WADA Calls For Russian Ban From Rio Olympics After Report Confirms ‘Unprecedented’ Doping Scheme
by LINDSAY GIBBS –
On Monday, the World Anti-Doping Agency (WADA) released the much-anticipated report on its investigation into Russia’s anti-doping efforts.
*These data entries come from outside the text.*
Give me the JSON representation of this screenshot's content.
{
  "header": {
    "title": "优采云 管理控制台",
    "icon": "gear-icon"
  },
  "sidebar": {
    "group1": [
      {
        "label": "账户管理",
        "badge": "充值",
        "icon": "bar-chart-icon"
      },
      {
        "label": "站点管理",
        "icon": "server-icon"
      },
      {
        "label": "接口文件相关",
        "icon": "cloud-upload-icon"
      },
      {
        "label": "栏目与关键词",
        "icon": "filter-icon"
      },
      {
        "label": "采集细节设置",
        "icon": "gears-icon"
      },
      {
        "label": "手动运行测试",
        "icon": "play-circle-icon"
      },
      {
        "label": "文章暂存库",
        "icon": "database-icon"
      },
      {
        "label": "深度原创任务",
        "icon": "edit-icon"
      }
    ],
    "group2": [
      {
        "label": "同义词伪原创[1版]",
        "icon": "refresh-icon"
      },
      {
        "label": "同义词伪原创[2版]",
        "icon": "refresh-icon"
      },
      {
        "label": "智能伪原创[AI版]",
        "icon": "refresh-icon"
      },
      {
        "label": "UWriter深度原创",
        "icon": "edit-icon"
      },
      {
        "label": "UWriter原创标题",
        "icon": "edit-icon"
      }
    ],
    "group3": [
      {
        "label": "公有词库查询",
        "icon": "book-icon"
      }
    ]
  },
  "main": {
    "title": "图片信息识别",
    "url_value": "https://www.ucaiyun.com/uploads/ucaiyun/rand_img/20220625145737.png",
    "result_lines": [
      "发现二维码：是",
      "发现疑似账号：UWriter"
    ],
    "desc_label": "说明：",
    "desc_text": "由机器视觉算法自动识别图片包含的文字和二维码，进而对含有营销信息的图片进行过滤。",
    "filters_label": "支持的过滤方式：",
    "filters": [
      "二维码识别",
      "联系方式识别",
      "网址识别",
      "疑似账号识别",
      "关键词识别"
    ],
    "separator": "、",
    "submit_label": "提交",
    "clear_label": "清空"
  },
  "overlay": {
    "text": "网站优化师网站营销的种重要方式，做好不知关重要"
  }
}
The findings were damning, particularly for Russian athletes hoping to compete in the Summer Olympics in Rio in a mere 18 days.
According to the report, the Russian Ministry of Sport erased at least 312 positive doping tests between 2011 and 2015.
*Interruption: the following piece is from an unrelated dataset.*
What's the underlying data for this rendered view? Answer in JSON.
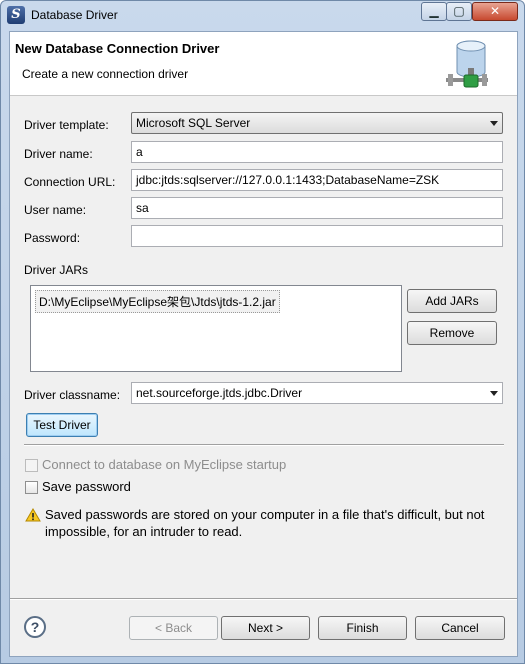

WADA is requesting that Russia be banned from all international competitions, including the Rio Games.
WADA commissioned Richard McLaren, a Canadian lawyer, to produce the report after Grigory Rodchenkov, the former director of Russia’s anti-doping laboratory, acted as a whistle-blower and told the Times about the extensive nature of Russia’s cheating during the Sochi Games in 2014.
Rodchenkov told the Times that Russia’s secret service figured out how to open up sealed urine samples months before the Sochi Games began, and during the Games samples from athletes participating in the doping program were passed through a hole in the wall of the Sochi anti-doping lab so that they could be replaced with clean samples.
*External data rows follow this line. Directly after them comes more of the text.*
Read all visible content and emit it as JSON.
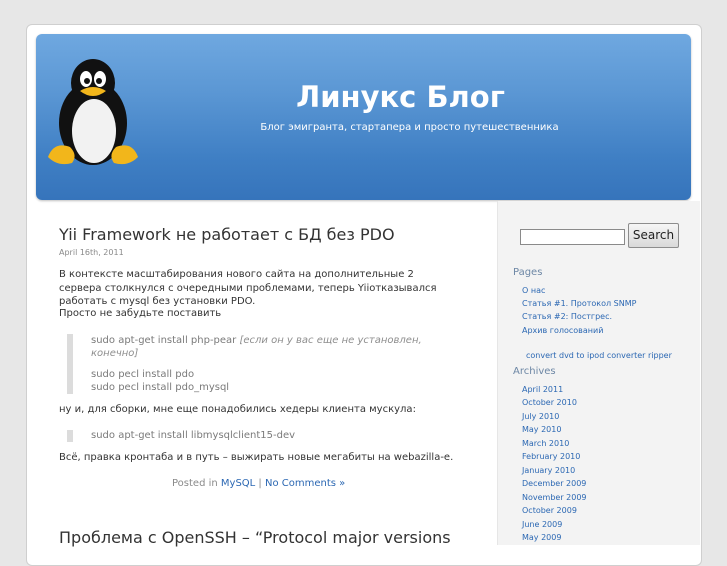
{
  "header": {
    "title": "Линукс Блог",
    "tagline": "Блог эмигранта, стартапера и просто путешественника"
  },
  "sidebar": {
    "search_button": "Search",
    "search_value": "",
    "pages_heading": "Pages",
    "pages": [
      "О нас",
      "Статья #1. Протокол SNMP",
      "Статья #2: Постгрес.",
      "Архив голосований"
    ],
    "promo_link": "convert dvd to ipod converter ripper",
    "archives_heading": "Archives",
    "archives": [
      "April 2011",
      "October 2010",
      "July 2010",
      "May 2010",
      "March 2010",
      "February 2010",
      "January 2010",
      "December 2009",
      "November 2009",
      "October 2009",
      "June 2009",
      "May 2009"
    ]
  },
  "post": {
    "title": "Yii Framework не работает с БД без PDO",
    "date": "April 16th, 2011",
    "para1_line1": "В контексте масштабирования нового сайта на дополнительные   2",
    "para1_line2": "сервера столкнулся с очередными проблемами, теперь  Yiiотказывался",
    "para1_line3": "работать с mysql без установки PDO.",
    "para1_line4": "Просто не забудьте поставить",
    "code1_line1": "sudo apt-get install php-pear ",
    "code1_note1": "[если он у вас еще не установлен,",
    "code1_note2": "конечно]",
    "code1_line2": "sudo pecl install pdo",
    "code1_line3": "sudo pecl install pdo_mysql",
    "para2": "ну и, для сборки, мне еще понадобились хедеры клиента мускула:",
    "code2": "sudo apt-get install libmysqlclient15-dev",
    "para3": "Всё, правка кронтаба и в путь – выжирать новые мегабиты на webazilla-e.",
    "posted_in": "Posted in ",
    "category": "MySQL",
    "separator": " | ",
    "comments": "No Comments »"
  },
  "post2": {
    "title": "Проблема с OpenSSH – “Protocol major versions"
  }
}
McLaren found evidence to confirm “beyond a reasonable doubt” that Russia’s secret service, ministry of sport, and anti-doping agency collaborated on an elaborate scheme to evade WADA’s anti-doping controls before, during, and after the 2014 Winter Olympic Games in Sochi.
“The surprise result of the Sochi investigation was the revelation of the extent of State oversight and directed control of the Moscow laboratory in processing, and covering up urine samples of Russian athletes from virtually all sports before and after the Sochi Games,” McLaren wrote in the report.
McLaren said that in the 57 days of his investigation, his team had “secured data from hard drives, revived deleted documents, reviewed thousands of pages, conducted cyber and forensic analysis of metadata.”
“I am unwaveringly confident in our report,” he said.
Russia’s track and field team has already been banned from Rio due to findings from a WADA report last fall detailing the systemic doping rampant in that particular team. Subsequent reports found that the International Association of Athletics Federations (IAAF) was complicit in this cover-up. Russian track and field athletes have been petitioning the International Olympic Committee for permission to compete in the Games independently.
But now that more is known about Russia’s overall doping plot, there is a call for all Russian athletes to be banned from competition in Rio.
As reported by Rebecca R. Ruiz of the New York Times, anti-doping officials from at least 10 nations and 20 athlete groups plan to ask that the entire Russian delegation be barred from the Rio Games.
“If McLaren produces clear, convincing, irrefutable evidence that there has been systemic state-sponsored doping in Russian sport, the appropriate sanction would be for the I.O.C. to ban the Russian Olympic Committee from taking a team to Rio,” said Paul Melia, Canada’s top anti-doping official, over the weekend.
On Monday, the IOC indicated that a ban was certainly a possibility.
“The findings of the report show a shocking and unprecedented attack on the integrity of sport and on the Olympic Games,” IOC President Thomas Bach said in a statement. “Therefore, the IOC will not hesitate to take the toughest sanctions available against any individual or organisation implicated.”
On Tuesday, the IOC Executive Board will have a telephone conference where the next steps will be discussed. Those “may include provisional measures and sanctions with regard to the Olympic Games Rio 2016.”